  • Zhang, J. (2020). Contrastive studies of English and Chinese phonology. Beijing, China: Foreign Language Teaching and Research Press.


  • 1. In Chinese, there are also some disyllabic monomorphemic words which are generally of three types: (1) some typical Chinese terms like [moli] (茉莉‎) ‘jasmine’; (2) continuous words with the same onsets as alliteration or the same rhyme, like [] (枇杷‎) ‘loquat’ and [meiguei] (玫瑰‎) ‘rose’; and (3) reduplicated words like [tɕhytɕhy] (蛐蛐‎) ‘cricket’. Such disyllabic words constitute one free morpheme, but in some cases, one of the two characters can represent the meaning of the disyllabic word.

  • 2. In Duanmu (1990, pp. 78–79), a bimoraic monophthong is presented as a long vowel (e.g., [ɤ:]). But in this article, a bimoraic monophthong is not presented as a long vowel, following the well-acknowledged vowel inventory of Chinese (Wang, 1998/1963, pp. 12–22).

  • 3. In the OR model (Pike & Pike, 1947), a syllable has two parts: onset and rhyme, the latter of which consists of nucleus and coda. The onset contains all consonants before the nuclear vowel and the coda all those after the nuclear vowel.

  • 4. In the Chinese CGVX syllable structure, G is glide, and sometimes called a medial glide, or prenuclear glide, all referring to the same thing. In this article, the term “prenuclear glide” is usually used.

  • 5. The dot ‘.’ in the square bracket indicates the syllable boundary and is also the morpheme boundary. The [ɚ] sound is a rhotic (or rhotacized) mid vowel.

  • 6. A syllable starting with a velar nasal is ungrammatical and therefore there is no Chinese character that represents [ŋa], which is only a phonetic realization.

  • 7. This poem is titled “April in the Countryside”; it was composed by Weng Juan during the Song Dynasty (960–1279) and translated by He Gongjie in 2011. Every line of the poem is presented in pinyin, with Chinese characters beneath and the English translation on the right.

  • 8. Throughout the whole text, the symbol “σ‎” stands for syllable, “O” for onset, “R” for rhyme, the initial “C” for consonant, “N” for nucleus, and the final “C” for coda.

  • 9. In Yang (1990, p. 171), sometimes if the target syllable is [aŋ], then the source syllables can be [əŋ] and [ɕiaŋ] which contains the prenuclear glide, so that the process is []+[aŋ], resulting in the pronunciation of the target syllable [aŋ], which suggests that the prenuclear glide is not in the second part of a syllable in this case. See Table 2 for more examples of fanqie.

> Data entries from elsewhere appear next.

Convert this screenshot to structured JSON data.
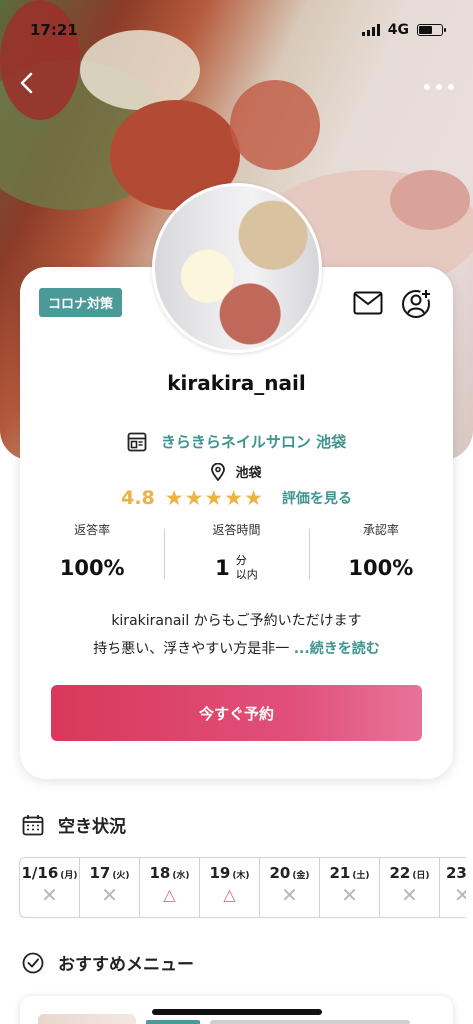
{
  "status_bar": {
    "time": "17:21",
    "network": "4G"
  },
  "colors": {
    "accent_teal": "#4b9a97",
    "book_button": "#d9385b",
    "star": "#eab543",
    "triangle": "#e16b86"
  },
  "nav": {
    "back_icon": "chevron-left-icon",
    "more_icon": "more-dots-icon"
  },
  "profile": {
    "badge": "コロナ対策",
    "username": "kirakira_nail",
    "salon_name": "きらきらネイルサロン 池袋",
    "location": "池袋",
    "rating": "4.8",
    "stars": "★★★★★",
    "review_link": "評価を見る",
    "stats": [
      {
        "label": "返答率",
        "value": "100%"
      },
      {
        "label": "返答時間",
        "value": "1",
        "unit_top": "分",
        "unit_bottom": "以内"
      },
      {
        "label": "承認率",
        "value": "100%"
      }
    ],
    "description_line1": "kirakiranail からもご予約いただけます",
    "description_line2": "持ち悪い、浮きやすい方是非一",
    "read_more": "...続きを読む",
    "book_button": "今すぐ予約"
  },
  "availability": {
    "title": "空き状況",
    "days": [
      {
        "date": "1/16",
        "dow": "(月)",
        "mark": "✕"
      },
      {
        "date": "17",
        "dow": "(火)",
        "mark": "✕"
      },
      {
        "date": "18",
        "dow": "(水)",
        "mark": "△"
      },
      {
        "date": "19",
        "dow": "(木)",
        "mark": "△"
      },
      {
        "date": "20",
        "dow": "(金)",
        "mark": "✕"
      },
      {
        "date": "21",
        "dow": "(土)",
        "mark": "✕"
      },
      {
        "date": "22",
        "dow": "(日)",
        "mark": "✕"
      },
      {
        "date": "23",
        "dow": "",
        "mark": "✕"
      }
    ]
  },
  "recommended": {
    "title": "おすすめメニュー"
  }
}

  • 10. The phonetic transcription here is the Modern Chinese pronunciation, which is different from that of Middle Chinese. However, the operation of the fanqie division system is the same.

  • 11. Examples (4a–e) are from Shen (1992), who uses pinyin, not IPA, but are presented here in IPA; the prenuclear glides are presented as [j] and [w].

  • 12. HPSG (head-driven phrase structure grammar) is a model of generative grammar that incorporates linguistic information using the same structures—that is, Typed Feature Structures (TFSs)—in multiple linguistic dimensions, including the phonological, lexical, semantic, syntactic, and textual levels (see Yang & van de Weijer, 2021, p. 1).

  • 13. GV [uo] can be preceded by any nonlabial consonant except a laminal sibilant [thɕ], [tɕ], or [ɕ], which is constrained by AGREE-CV (L) in (7).

  • 14. Among the five Chinese phonemic vowels (i y u ə a) (see Zhang, 2020, p. 78), /y/ is a marked vowel which also behaves very differently from other high laminal vowels. The Cy combination is very much restricted, disallowing */py/, */phy/, */my/, */ty/, and */thy/, while the vowels /i/ and /u/ are fine after these consonants.